═══ SUPPLIED MATERIAL

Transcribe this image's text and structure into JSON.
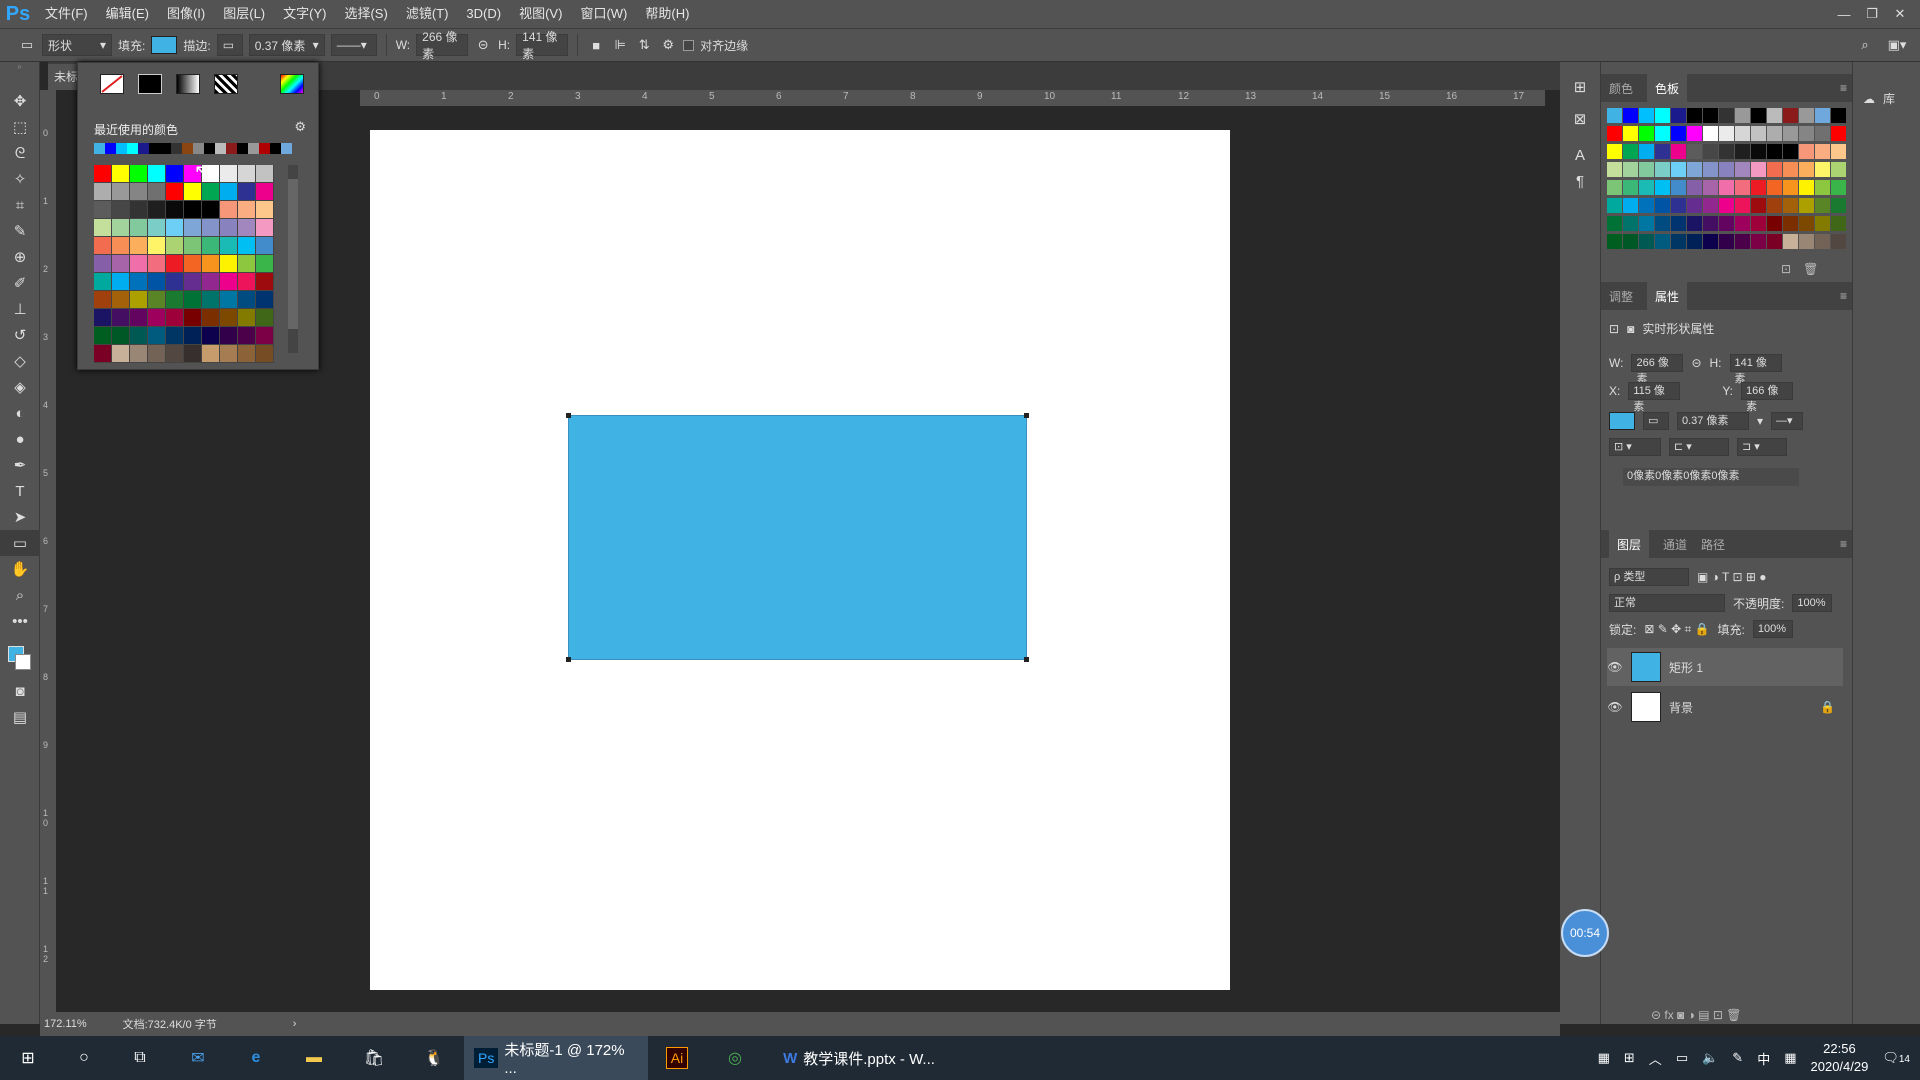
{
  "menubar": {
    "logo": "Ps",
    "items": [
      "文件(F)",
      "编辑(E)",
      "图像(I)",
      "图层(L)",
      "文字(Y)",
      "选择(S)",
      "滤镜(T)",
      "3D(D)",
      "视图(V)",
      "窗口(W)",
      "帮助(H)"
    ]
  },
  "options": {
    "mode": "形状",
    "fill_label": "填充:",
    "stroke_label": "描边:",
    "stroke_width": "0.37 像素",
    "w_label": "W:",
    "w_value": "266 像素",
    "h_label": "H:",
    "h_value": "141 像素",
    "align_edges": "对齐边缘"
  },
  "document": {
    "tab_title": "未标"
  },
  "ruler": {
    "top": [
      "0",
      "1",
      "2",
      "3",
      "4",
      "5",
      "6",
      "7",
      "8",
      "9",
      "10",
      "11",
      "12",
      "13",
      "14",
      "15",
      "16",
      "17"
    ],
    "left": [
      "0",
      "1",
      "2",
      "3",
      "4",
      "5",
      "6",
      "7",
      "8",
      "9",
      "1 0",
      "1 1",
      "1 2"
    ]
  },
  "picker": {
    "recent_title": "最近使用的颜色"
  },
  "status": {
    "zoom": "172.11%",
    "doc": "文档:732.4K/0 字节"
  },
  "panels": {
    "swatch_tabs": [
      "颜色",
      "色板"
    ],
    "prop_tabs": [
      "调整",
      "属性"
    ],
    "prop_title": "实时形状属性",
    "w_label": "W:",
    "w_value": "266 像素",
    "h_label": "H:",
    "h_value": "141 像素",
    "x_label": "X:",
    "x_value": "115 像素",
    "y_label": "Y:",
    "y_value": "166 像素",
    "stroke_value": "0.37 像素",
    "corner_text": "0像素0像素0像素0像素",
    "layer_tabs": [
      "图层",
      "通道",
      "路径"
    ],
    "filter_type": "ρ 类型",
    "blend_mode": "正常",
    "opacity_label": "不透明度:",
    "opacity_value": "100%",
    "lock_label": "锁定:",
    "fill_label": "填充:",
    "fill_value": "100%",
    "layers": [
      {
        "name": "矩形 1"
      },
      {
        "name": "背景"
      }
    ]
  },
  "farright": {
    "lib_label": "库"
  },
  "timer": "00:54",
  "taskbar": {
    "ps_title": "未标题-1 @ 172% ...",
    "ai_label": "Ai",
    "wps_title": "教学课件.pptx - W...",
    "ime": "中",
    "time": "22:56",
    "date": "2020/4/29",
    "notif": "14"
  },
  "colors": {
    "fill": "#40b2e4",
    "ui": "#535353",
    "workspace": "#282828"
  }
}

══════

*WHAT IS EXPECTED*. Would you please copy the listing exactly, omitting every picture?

*EXERCISE RESULT*.
Transcribe this image's text and structure into JSON.
{
  "menubar": {
    "logo": "Ps",
    "items": [
      "文件(F)",
      "编辑(E)",
      "图像(I)",
      "图层(L)",
      "文字(Y)",
      "选择(S)",
      "滤镜(T)",
      "3D(D)",
      "视图(V)",
      "窗口(W)",
      "帮助(H)"
    ]
  },
  "options": {
    "mode": "形状",
    "fill_label": "填充:",
    "stroke_label": "描边:",
    "stroke_width": "0.37 像素",
    "w_label": "W:",
    "w_value": "266 像素",
    "h_label": "H:",
    "h_value": "141 像素",
    "align_edges": "对齐边缘"
  },
  "document": {
    "tab_title": "未标"
  },
  "ruler": {
    "top": [
      "0",
      "1",
      "2",
      "3",
      "4",
      "5",
      "6",
      "7",
      "8",
      "9",
      "10",
      "11",
      "12",
      "13",
      "14",
      "15",
      "16",
      "17"
    ],
    "left": [
      "0",
      "1",
      "2",
      "3",
      "4",
      "5",
      "6",
      "7",
      "8",
      "9",
      "1 0",
      "1 1",
      "1 2"
    ]
  },
  "picker": {
    "recent_title": "最近使用的颜色"
  },
  "status": {
    "zoom": "172.11%",
    "doc": "文档:732.4K/0 字节"
  },
  "panels": {
    "swatch_tabs": [
      "颜色",
      "色板"
    ],
    "prop_tabs": [
      "调整",
      "属性"
    ],
    "prop_title": "实时形状属性",
    "w_label": "W:",
    "w_value": "266 像素",
    "h_label": "H:",
    "h_value": "141 像素",
    "x_label": "X:",
    "x_value": "115 像素",
    "y_label": "Y:",
    "y_value": "166 像素",
    "stroke_value": "0.37 像素",
    "corner_text": "0像素0像素0像素0像素",
    "layer_tabs": [
      "图层",
      "通道",
      "路径"
    ],
    "filter_type": "ρ 类型",
    "blend_mode": "正常",
    "opacity_label": "不透明度:",
    "opacity_value": "100%",
    "lock_label": "锁定:",
    "fill_label": "填充:",
    "fill_value": "100%",
    "layers": [
      {
        "name": "矩形 1"
      },
      {
        "name": "背景"
      }
    ]
  },
  "farright": {
    "lib_label": "库"
  },
  "timer": "00:54",
  "taskbar": {
    "ps_title": "未标题-1 @ 172% ...",
    "ai_label": "Ai",
    "wps_title": "教学课件.pptx - W...",
    "ime": "中",
    "time": "22:56",
    "date": "2020/4/29",
    "notif": "14"
  },
  "colors": {
    "fill": "#40b2e4",
    "ui": "#535353",
    "workspace": "#282828"
  }
}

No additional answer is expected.